Protecting athletes from concussion
Monday, November 16th, 2009
Eagles running back Brian Westbrook has logged two concussions in three weeks. Multiple concussions worry high school coaches as well as professional coaches.
Eagles player Brian Westbrook suffered his second concussion in three weeks during Sunday's game. The team now must decide whether the running back should return to the field this season.
Timothy Young is the medical director of brain injury at Magee Rehabilitation Hospital. He says those two concussions put Westbrook at a higher risk for more.
Young: You can't underscore how frustrating some of these post-concussive situations are, because even after you're symptom free and you've passed all the prerequisites for return to sport, there's always the potential you're going to have another head injury.
Young says the long-term impact of multiple concussions is unclear. But he suspects that cognition, memory and emotion are damaged.
The estimates vary on how common concussions are among high school athletes — but doctors say far too many return to play prematurely.
Bob Baly is an assistant director at the New Jersey Interscholastic Athletic Association. He says his group is testing out a program with school trainers to take baseline assessment of a student's cognitive abilities.

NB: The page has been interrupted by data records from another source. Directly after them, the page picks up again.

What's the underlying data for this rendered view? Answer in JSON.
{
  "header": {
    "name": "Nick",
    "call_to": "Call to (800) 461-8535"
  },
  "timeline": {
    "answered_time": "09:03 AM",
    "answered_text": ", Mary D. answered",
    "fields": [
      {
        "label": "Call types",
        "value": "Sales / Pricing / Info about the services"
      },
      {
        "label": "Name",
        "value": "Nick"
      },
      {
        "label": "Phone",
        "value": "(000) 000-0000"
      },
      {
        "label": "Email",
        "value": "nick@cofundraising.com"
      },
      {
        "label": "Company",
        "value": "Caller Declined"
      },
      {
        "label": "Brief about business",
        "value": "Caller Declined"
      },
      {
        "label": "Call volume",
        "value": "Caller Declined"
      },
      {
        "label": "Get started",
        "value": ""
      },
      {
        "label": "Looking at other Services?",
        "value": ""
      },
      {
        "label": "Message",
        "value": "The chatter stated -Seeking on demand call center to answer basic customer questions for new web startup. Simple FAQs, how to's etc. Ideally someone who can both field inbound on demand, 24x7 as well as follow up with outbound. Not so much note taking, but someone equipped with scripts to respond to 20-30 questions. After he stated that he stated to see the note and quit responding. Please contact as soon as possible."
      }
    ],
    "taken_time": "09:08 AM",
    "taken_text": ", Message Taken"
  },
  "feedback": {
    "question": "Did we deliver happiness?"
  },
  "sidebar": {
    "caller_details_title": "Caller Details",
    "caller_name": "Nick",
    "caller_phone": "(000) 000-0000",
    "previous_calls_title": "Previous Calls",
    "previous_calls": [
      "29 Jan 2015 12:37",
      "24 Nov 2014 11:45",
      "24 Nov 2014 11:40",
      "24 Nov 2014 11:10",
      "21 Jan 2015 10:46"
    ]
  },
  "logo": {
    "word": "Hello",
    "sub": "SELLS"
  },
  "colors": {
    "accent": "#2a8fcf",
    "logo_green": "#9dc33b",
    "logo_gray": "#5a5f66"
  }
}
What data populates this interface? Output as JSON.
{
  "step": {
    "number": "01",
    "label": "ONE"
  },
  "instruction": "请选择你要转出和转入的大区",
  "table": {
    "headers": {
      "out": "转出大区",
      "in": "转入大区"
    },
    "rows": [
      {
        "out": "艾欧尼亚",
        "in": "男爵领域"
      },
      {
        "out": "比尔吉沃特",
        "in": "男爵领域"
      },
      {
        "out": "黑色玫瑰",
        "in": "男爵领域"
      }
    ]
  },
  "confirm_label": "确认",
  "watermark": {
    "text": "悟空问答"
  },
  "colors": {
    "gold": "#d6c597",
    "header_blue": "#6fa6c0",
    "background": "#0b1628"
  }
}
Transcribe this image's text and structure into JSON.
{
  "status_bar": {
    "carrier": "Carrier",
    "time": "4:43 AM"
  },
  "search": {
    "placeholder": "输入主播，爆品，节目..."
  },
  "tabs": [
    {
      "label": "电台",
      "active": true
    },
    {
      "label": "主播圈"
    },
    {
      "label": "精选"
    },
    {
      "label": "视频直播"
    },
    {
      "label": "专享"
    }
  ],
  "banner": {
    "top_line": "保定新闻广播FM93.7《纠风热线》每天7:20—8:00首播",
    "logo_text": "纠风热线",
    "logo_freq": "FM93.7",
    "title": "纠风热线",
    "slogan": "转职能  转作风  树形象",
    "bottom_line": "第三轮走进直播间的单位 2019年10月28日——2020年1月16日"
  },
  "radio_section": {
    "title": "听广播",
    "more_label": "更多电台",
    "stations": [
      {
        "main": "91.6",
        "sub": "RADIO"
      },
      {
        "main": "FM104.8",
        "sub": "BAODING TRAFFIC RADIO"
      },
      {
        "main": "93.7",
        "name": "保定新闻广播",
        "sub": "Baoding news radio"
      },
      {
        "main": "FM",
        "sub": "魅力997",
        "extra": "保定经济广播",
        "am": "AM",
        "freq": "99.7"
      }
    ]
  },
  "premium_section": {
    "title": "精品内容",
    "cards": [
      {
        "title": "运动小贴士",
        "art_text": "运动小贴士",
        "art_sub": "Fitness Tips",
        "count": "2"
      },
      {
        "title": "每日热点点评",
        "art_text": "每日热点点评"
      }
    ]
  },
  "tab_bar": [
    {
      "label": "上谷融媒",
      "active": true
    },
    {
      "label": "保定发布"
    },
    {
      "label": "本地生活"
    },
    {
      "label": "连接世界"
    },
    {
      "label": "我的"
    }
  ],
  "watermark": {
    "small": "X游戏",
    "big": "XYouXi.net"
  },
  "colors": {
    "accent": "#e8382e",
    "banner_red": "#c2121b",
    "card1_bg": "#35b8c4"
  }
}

Baly: And then when they suffer a concussion or a head injury they would do another assessment to see if it's at the normal range, what it was prior to the concussion.
That way, trainers could better identify if students aren't fully recovered, or if they're suffered long term brain damage.
Baly says his group does not have any authority to ban students from playing.
Baly: If a student in a game suffers a concussion they're removed from the game and can't go back in unless a doctor clears them. Can't be cleared by anybody else except the school physician.
Baly cautions against letting students who have had multiple concussions continue to play.